During my Ph.D. at Columbia, my primary mentors, Paul Olsen and Mark Norell, showed me both sides of paleontology: university and a large museum, through the lens of geosciences and through the lens of biology. Thanks to Paul, I will never venture to far from the Triassic Period deposits in eastern North America and thanks to Mark, I will always study the rise of carnivorous dinosaurs. Both showed me that I could go anywhere in the world to chase my questions and they encouraged it constantly. John Flynn has shown me the importance of having fun and meeting new people inside and outside the field of paleontology. I am also very grateful to my fellow American Museum of Natural History friends and colleagues, including Amy Davidson, Carl Mehling, Alan Turner, Shaena Montanari, Jack Conrad, Steven Brusatte, Mick Ellison, Dan Ksepka, Amy Balanoff, and Gabe Bever.

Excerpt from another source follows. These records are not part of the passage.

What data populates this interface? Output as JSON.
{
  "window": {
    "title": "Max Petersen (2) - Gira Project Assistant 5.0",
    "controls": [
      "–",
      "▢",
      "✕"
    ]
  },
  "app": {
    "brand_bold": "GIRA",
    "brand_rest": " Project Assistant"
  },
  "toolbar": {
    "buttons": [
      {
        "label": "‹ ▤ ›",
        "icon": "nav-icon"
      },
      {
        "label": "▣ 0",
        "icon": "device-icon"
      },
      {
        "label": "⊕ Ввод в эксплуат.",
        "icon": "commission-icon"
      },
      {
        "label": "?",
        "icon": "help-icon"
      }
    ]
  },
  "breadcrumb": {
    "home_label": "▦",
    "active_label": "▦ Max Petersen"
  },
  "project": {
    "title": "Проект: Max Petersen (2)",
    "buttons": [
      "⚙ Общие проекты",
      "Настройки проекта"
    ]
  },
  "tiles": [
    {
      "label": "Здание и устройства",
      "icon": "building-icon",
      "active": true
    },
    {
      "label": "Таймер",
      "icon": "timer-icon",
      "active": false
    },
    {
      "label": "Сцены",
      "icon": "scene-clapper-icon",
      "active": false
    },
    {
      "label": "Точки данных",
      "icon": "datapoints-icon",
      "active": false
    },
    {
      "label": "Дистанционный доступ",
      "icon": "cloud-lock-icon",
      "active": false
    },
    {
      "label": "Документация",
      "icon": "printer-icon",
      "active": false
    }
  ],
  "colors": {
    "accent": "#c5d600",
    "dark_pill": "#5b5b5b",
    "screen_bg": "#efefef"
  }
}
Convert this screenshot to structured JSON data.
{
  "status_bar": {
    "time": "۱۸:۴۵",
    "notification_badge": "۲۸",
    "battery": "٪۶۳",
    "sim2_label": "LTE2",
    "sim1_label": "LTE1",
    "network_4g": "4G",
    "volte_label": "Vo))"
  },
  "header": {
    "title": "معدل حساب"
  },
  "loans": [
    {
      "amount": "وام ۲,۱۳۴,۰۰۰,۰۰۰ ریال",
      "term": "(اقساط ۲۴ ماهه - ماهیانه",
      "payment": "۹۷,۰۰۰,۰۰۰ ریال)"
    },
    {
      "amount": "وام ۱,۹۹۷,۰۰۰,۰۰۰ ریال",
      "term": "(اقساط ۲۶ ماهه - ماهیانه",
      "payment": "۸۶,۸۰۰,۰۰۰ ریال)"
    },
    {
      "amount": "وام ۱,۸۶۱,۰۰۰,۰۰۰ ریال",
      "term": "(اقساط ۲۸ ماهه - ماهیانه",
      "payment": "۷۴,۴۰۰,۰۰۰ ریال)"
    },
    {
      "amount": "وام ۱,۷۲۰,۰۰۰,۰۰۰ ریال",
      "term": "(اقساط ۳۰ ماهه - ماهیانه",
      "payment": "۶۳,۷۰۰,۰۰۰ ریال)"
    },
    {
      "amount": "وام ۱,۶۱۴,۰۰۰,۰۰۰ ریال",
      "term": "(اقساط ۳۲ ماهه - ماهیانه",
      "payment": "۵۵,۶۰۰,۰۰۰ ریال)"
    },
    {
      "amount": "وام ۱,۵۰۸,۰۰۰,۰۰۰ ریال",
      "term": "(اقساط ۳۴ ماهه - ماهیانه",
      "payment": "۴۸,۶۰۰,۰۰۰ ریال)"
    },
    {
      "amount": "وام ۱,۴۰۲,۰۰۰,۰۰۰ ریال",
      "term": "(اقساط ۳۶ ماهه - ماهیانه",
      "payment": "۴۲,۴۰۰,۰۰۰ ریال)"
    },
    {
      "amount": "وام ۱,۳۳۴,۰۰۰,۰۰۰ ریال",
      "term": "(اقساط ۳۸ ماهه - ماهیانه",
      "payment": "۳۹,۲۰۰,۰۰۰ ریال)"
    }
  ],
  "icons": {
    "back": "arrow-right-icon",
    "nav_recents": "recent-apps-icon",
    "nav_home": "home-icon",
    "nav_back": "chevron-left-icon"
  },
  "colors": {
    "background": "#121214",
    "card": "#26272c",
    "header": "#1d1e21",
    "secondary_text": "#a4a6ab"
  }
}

My postdoctoral advisors Julia Clarke, Christian Sidor, and Kenneth Angielczyk introduced me to the intricacies, logistics, and excitement of running my own research lab. Each had amazing advice on how to efficiently train students while maintaining a personal research track, and how to smoothly conduct foreign fieldwork.

I was incredibly lucky to start in the Department of Geosciences at Virginia Tech in winter of 2014 and interact with stellar colleagues and undergraduate and graduate students. Particularly, I would like to thank the support of the tenure-track faculty, including Esteban Gazel, Brian Romans, Mark Caddick, Ben Gill, Sarah Stamps, Ryan Pollyea, Michelle Stocker, Marc Michel, and Robert Weiss. I wouldn’t have made it easily through my first few years without the guidance and mentorship of Nancy Ross, Robert Tracy, Shuhai Xiao, James Spotila, Robert Bodnar, and Patricia Dove. Thank you to my current and past lab members for showing me the excitement that emanates from research.

I would also like to thank my long-term colleagues and some of my best friends Randall Irmis, Alan Turner, Nathan Smith, and William Parker. I would be lost without you all!

I thank my father, Jim Nesbitt, who showed me Earth from 10,000 feet and my mother, Noreen Nesbitt, whose curiosity for nature and the fossil record kept me grounded. My sister, Casey Luchessi, is always supportive in my exploration of the world.

My partner and closest colleague, Michelle Stocker, is my rock and encouragement. We are on a lifetime journey together, whether in the past, present, or future. Our scientist in training, 16-month-old Avett, has shown me that there is far more in this life than old bones in the ground.

Thank you Donath family and thank you GSA.